Admittedly, we’ve seen two notable attempts to counterfeit modern, or Bronze Age, comic books: Cerebus No. 1 (1977) and Teenage Mutant Ninja Turtles No. 1 (1984). Why did counterfeiters pick them? Both were printed with unusual black-and-white interiors, which the fraudsters assumed would be easier to replicate. After all, 99% of the comics produced in the last 80 years feature full-color interiors. Regardless, industry professionals quickly spotted the counterfeits, and no one ever profited from them. Case closed.

More investors are turning to collectibles as an alternative. And at the first signs of an economic downturn, stocks become less attractive and tangible collectibles more so.

The first million-dollar comic sale occurred in 2010 (full disclosure: my company handled the transaction). Since that threshold was broken, the industry has seen a number of million-dollar transactions.

Speaking of investments, let’s return full circle to Nicholas Cage’s Action Comics No. 1. Did he get his comic book back? Yes, he did. However, he’d sell it later in 2000 for a record-breaking $2,161,000. It was the first comic to sell for more than $2 million (a record that stood until 2014, when a different Action Comics No. 1 sold for more than $3 million).

Can’t fight these fraud-squashing superpowers

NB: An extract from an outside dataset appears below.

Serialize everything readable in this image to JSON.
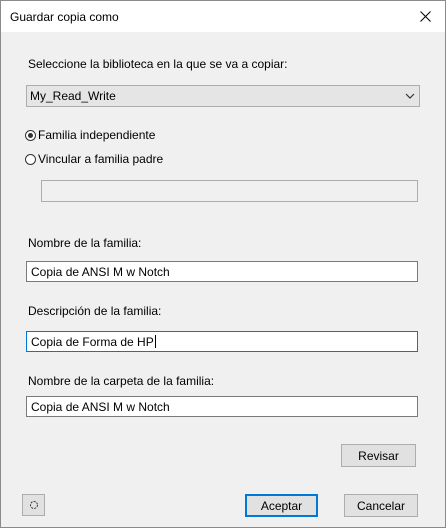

It’s true that most of the collectibles industries deal with their share of fraudsters and villains. But while the comic-book world has given us some of the most spectacular bad guys of all time, from Joker to Magneto to Lex Luthor and beyond, it’s remarkably impervious to real-life dirty tricksters.

You can’t pull one over on Superman or Batman. Turns out, vintage comic books have their own superpowers.

Stephen Fishler is CEO and cofounder of the world’s-largest vintage comic book dealership, Metropolis Collectibles, and its online auction house, He holds five Guinness World Records for most-expensive comic book transactions.